** Opening Given data block **

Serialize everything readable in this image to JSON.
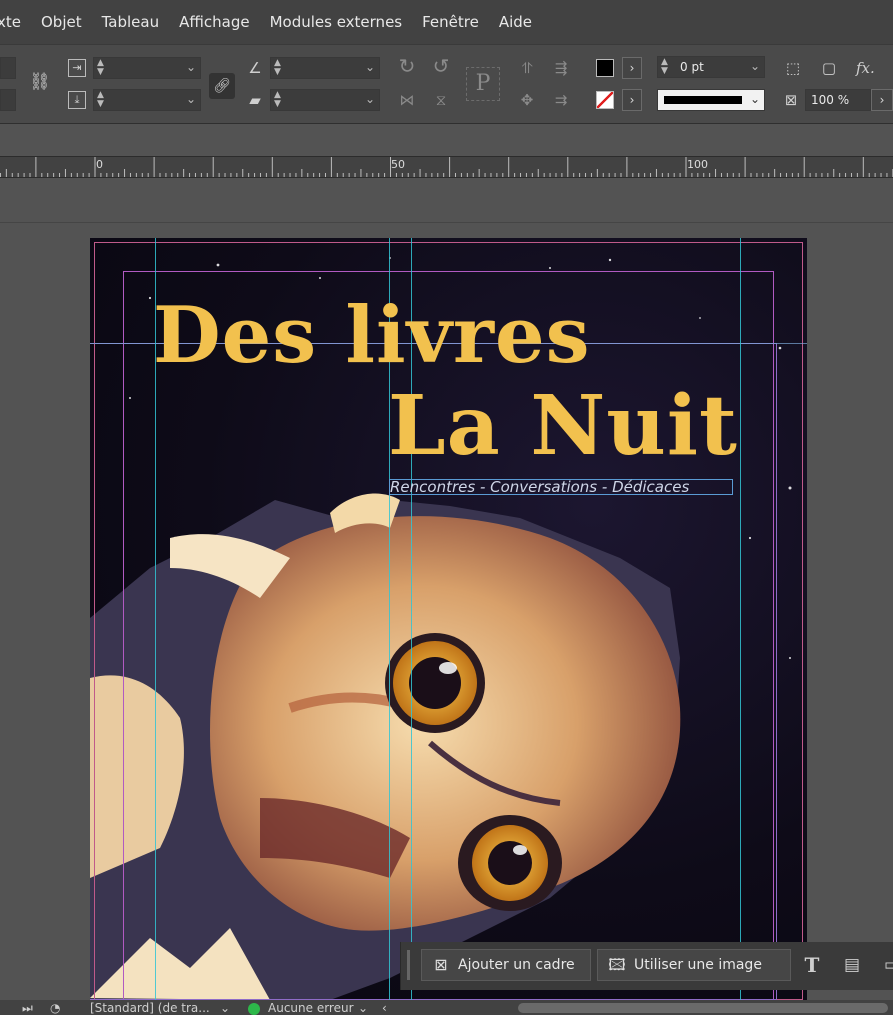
{
  "menu": [
    "xte",
    "Objet",
    "Tableau",
    "Affichage",
    "Modules externes",
    "Fenêtre",
    "Aide"
  ],
  "control": {
    "stroke_weight": "0 pt",
    "opacity": "100 %",
    "fill_color": "#000000",
    "stroke_color": "none",
    "ref_point_label": "P",
    "fx_label": "fx."
  },
  "ruler": {
    "labels": [
      "0",
      "50",
      "100"
    ]
  },
  "document": {
    "title_line1": "Des livres",
    "title_line2": "La Nuit",
    "subtitle": "Rencontres - Conversations - Dédicaces",
    "title_color": "#f2c14e"
  },
  "context_bar": {
    "add_frame_label": "Ajouter un cadre",
    "use_image_label": "Utiliser une image"
  },
  "status": {
    "style": "[Standard] (de tra...",
    "preflight": "Aucune erreur",
    "preflight_color": "#2db84a"
  }
}
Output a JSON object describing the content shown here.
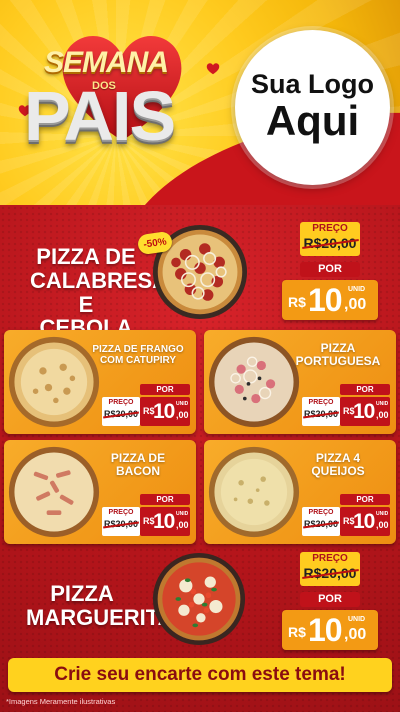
{
  "header": {
    "title_top": "SEMANA",
    "title_mid": "DOS",
    "title_main": "PAIS",
    "logo_line1": "Sua Logo",
    "logo_line2": "Aqui"
  },
  "featured": [
    {
      "name_lines": [
        "PIZZA DE",
        "CALABRESA",
        "E CEBOLA"
      ],
      "discount": "-50%",
      "preco_label": "PREÇO",
      "old_price": "R$20,00",
      "por_label": "POR",
      "currency": "R$",
      "price": "10",
      "cents": ",00",
      "unit": "UNID"
    },
    {
      "name_lines": [
        "PIZZA",
        "MARGUERITA"
      ],
      "preco_label": "PREÇO",
      "old_price": "R$20,00",
      "por_label": "POR",
      "currency": "R$",
      "price": "10",
      "cents": ",00",
      "unit": "UNID"
    }
  ],
  "cards": [
    {
      "name_lines": [
        "PIZZA DE FRANGO",
        "COM CATUPIRY"
      ],
      "preco_label": "PREÇO",
      "old_price": "R$20,00",
      "por_label": "POR",
      "currency": "R$",
      "price": "10",
      "cents": ",00",
      "unit": "UNID"
    },
    {
      "name_lines": [
        "PIZZA",
        "PORTUGUESA"
      ],
      "preco_label": "PREÇO",
      "old_price": "R$20,00",
      "por_label": "POR",
      "currency": "R$",
      "price": "10",
      "cents": ",00",
      "unit": "UNID"
    },
    {
      "name_lines": [
        "PIZZA DE",
        "BACON"
      ],
      "preco_label": "PREÇO",
      "old_price": "R$20,00",
      "por_label": "POR",
      "currency": "R$",
      "price": "10",
      "cents": ",00",
      "unit": "UNID"
    },
    {
      "name_lines": [
        "PIZZA 4",
        "QUEIJOS"
      ],
      "preco_label": "PREÇO",
      "old_price": "R$20,00",
      "por_label": "POR",
      "currency": "R$",
      "price": "10",
      "cents": ",00",
      "unit": "UNID"
    }
  ],
  "banner": "Crie seu encarte com este tema!",
  "footnote": "*Imagens Meramente ilustrativas",
  "colors": {
    "red": "#c0121a",
    "yellow": "#ffcc1f",
    "orange": "#f39a14"
  }
}
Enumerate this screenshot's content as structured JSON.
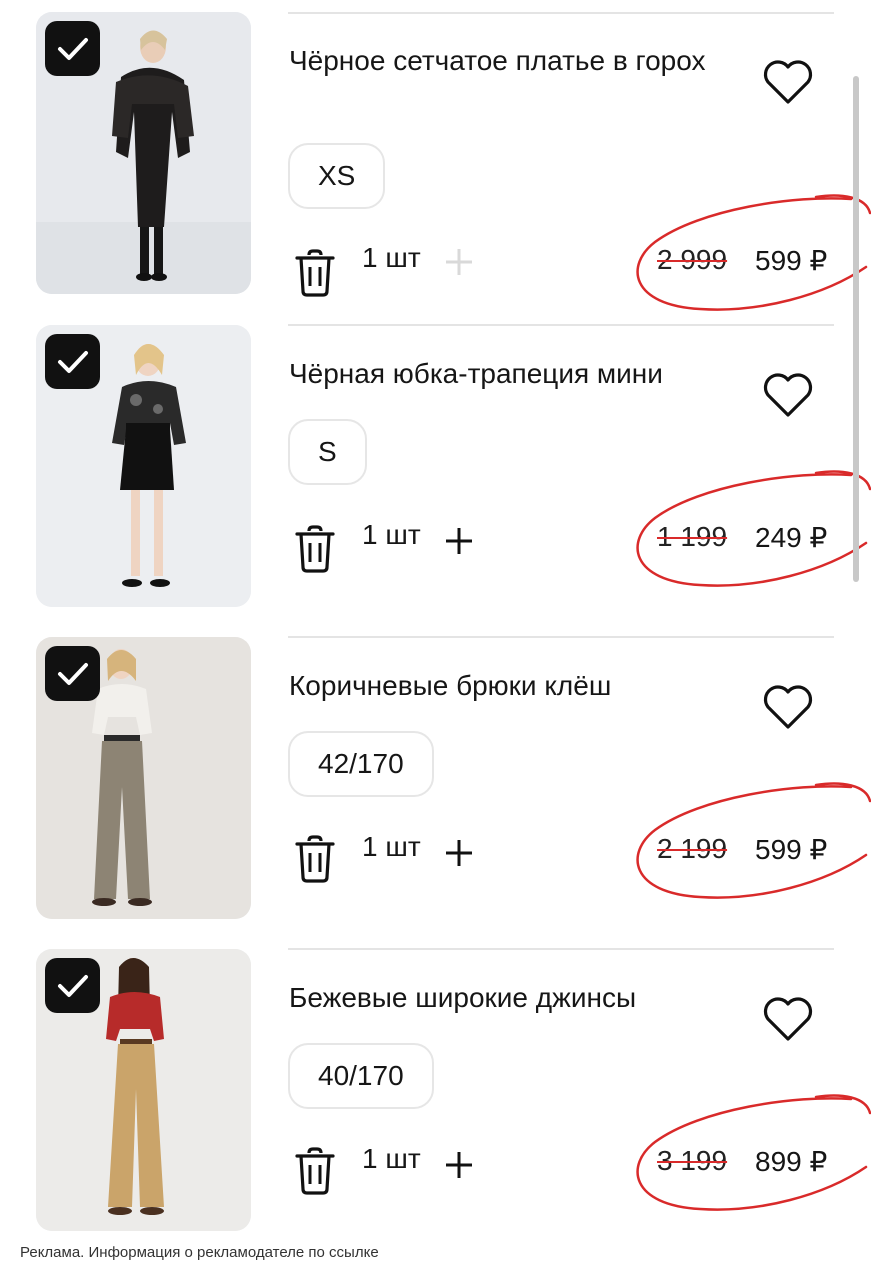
{
  "items": [
    {
      "title": "Чёрное сетчатое платье в горох",
      "size": "XS",
      "quantity": "1 шт",
      "old_price": "2 999",
      "new_price": "599 ₽",
      "selected": true,
      "plus_enabled": false
    },
    {
      "title": "Чёрная юбка-трапеция мини",
      "size": "S",
      "quantity": "1 шт",
      "old_price": "1 199",
      "new_price": "249 ₽",
      "selected": true,
      "plus_enabled": true
    },
    {
      "title": "Коричневые брюки клёш",
      "size": "42/170",
      "quantity": "1 шт",
      "old_price": "2 199",
      "new_price": "599 ₽",
      "selected": true,
      "plus_enabled": true
    },
    {
      "title": "Бежевые широкие джинсы",
      "size": "40/170",
      "quantity": "1 шт",
      "old_price": "3 199",
      "new_price": "899 ₽",
      "selected": true,
      "plus_enabled": true
    }
  ],
  "footer": {
    "ad_note": "Реклама. Информация о рекламодателе по ссылке"
  },
  "colors": {
    "checkbox_bg": "#111111",
    "annotation_red": "#d92a2a",
    "divider": "#e4e4e4",
    "plus_disabled": "#d9d9d9"
  },
  "icons": {
    "checkbox": "check-icon",
    "favorite": "heart-outline-icon",
    "delete": "trash-icon",
    "increase": "plus-icon"
  }
}
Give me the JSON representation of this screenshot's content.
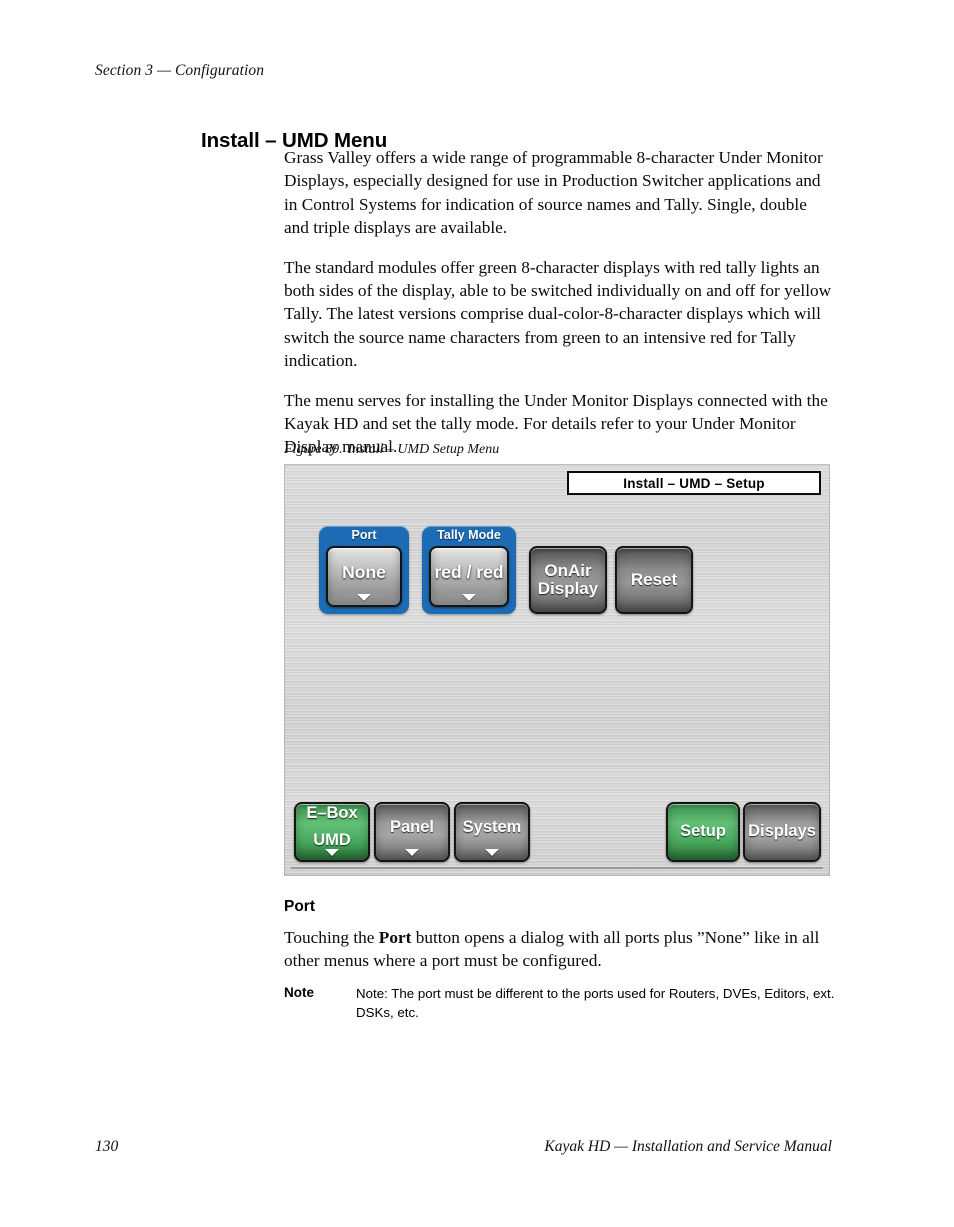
{
  "page": {
    "running_header": "Section 3 — Configuration",
    "section_heading": "Install – UMD Menu",
    "footer_page_number": "130",
    "footer_title": "Kayak HD  —  Installation and Service Manual"
  },
  "body": {
    "paragraph_1": "Grass Valley offers a wide range of programmable 8-character Under Monitor Displays, especially designed for use in Production Switcher applications and in Control Systems for indication of source names and Tally. Single, double and triple displays are available.",
    "paragraph_2": "The standard modules offer green 8-character displays with red tally lights an both sides of the display, able to be switched individually on and off for yellow Tally. The latest versions comprise dual-color-8-character displays which will switch the source name characters from green to an intensive red for Tally indication.",
    "paragraph_3": "The menu serves for installing the Under Monitor Displays connected with the Kayak HD and set the tally mode. For details refer to your Under Monitor Display manual."
  },
  "figure": {
    "caption_number": "Figure 89.",
    "caption_text": "Install – UMD Setup Menu",
    "menu_title": "Install – UMD – Setup",
    "param_groups": [
      {
        "label": "Port",
        "value": "None",
        "caret": "chevron-down-icon"
      },
      {
        "label": "Tally Mode",
        "value": "red / red",
        "caret": "chevron-down-icon"
      }
    ],
    "action_buttons": [
      {
        "line1": "OnAir",
        "line2": "Display"
      },
      {
        "line1": "Reset",
        "line2": ""
      }
    ],
    "nav_left": [
      {
        "line1": "E–Box",
        "line2": "UMD",
        "selected": true,
        "caret": true
      },
      {
        "line1": "Panel",
        "line2": "",
        "selected": false,
        "caret": true
      },
      {
        "line1": "System",
        "line2": "",
        "selected": false,
        "caret": true
      }
    ],
    "nav_right": [
      {
        "line1": "Setup",
        "selected": true
      },
      {
        "line1": "Displays",
        "selected": false
      }
    ],
    "colors": {
      "group_blue": "#1c6bb4",
      "selected_green": "#52b268",
      "panel_silver": "#d4d4d4",
      "button_text": "#ffffff"
    }
  },
  "port_section": {
    "heading": "Port",
    "text_before_bold": "Touching the ",
    "bold_word": "Port",
    "text_after_bold": " button opens a dialog with all ports plus ”None” like in all other menus where a port must be configured.",
    "note_label": "Note",
    "note_text": "Note: The port must be different to the ports used for Routers, DVEs, Editors, ext. DSKs, etc."
  }
}
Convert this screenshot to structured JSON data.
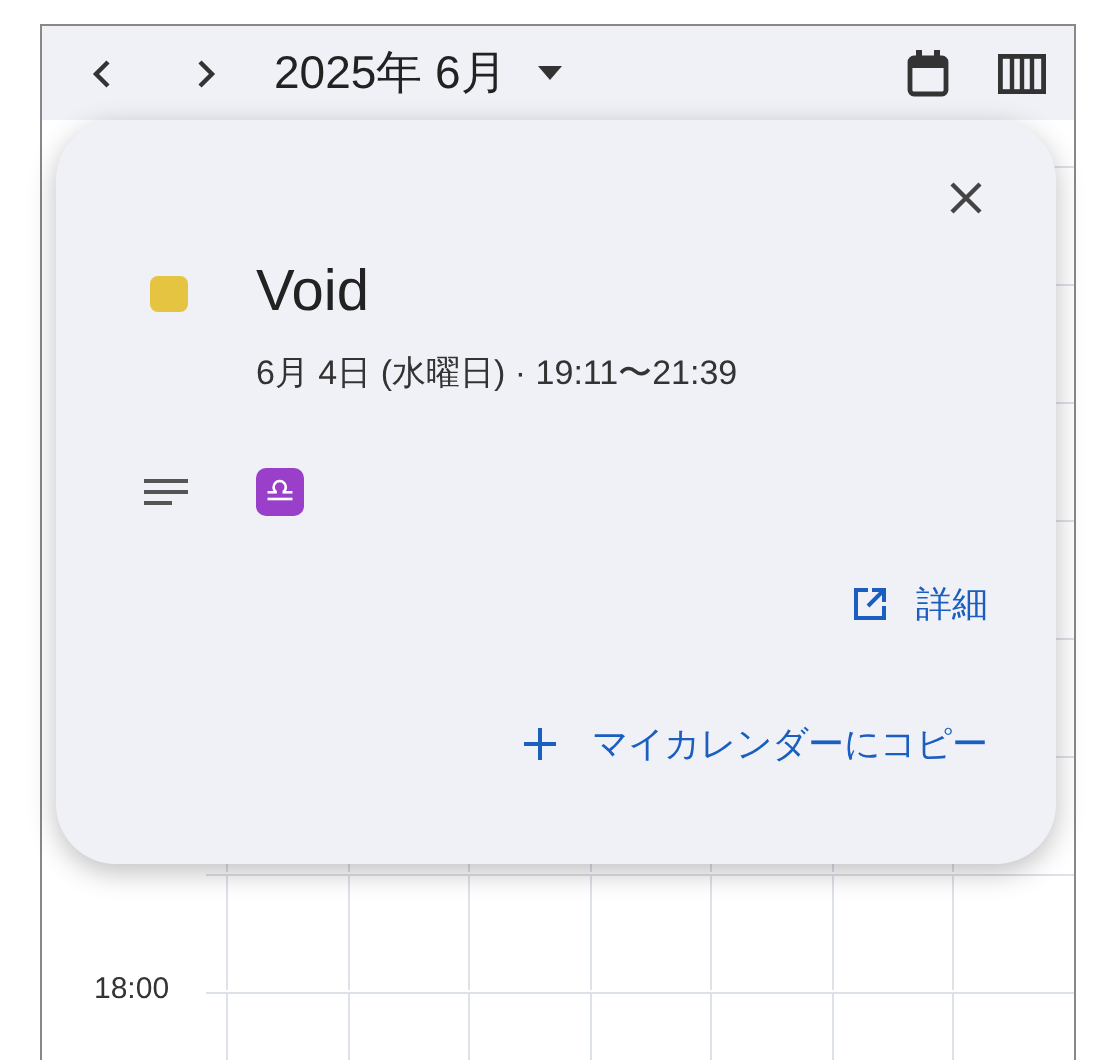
{
  "header": {
    "title": "2025年 6月"
  },
  "grid": {
    "time_labels": [
      "18:00"
    ]
  },
  "event_popup": {
    "title": "Void",
    "color": "#e4c441",
    "when": "6月 4日 (水曜日) · 19:11〜21:39",
    "description": "♎",
    "details_link": "詳細",
    "copy_button": "マイカレンダーにコピー"
  }
}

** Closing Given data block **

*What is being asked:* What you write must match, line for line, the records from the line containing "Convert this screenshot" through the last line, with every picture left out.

*Your response:*
Convert this screenshot to structured JSON data.
{
  "header": {
    "title": "2025年 6月"
  },
  "grid": {
    "time_labels": [
      "18:00"
    ]
  },
  "event_popup": {
    "title": "Void",
    "color": "#e4c441",
    "when": "6月 4日 (水曜日) · 19:11〜21:39",
    "description": "♎",
    "details_link": "詳細",
    "copy_button": "マイカレンダーにコピー"
  }
}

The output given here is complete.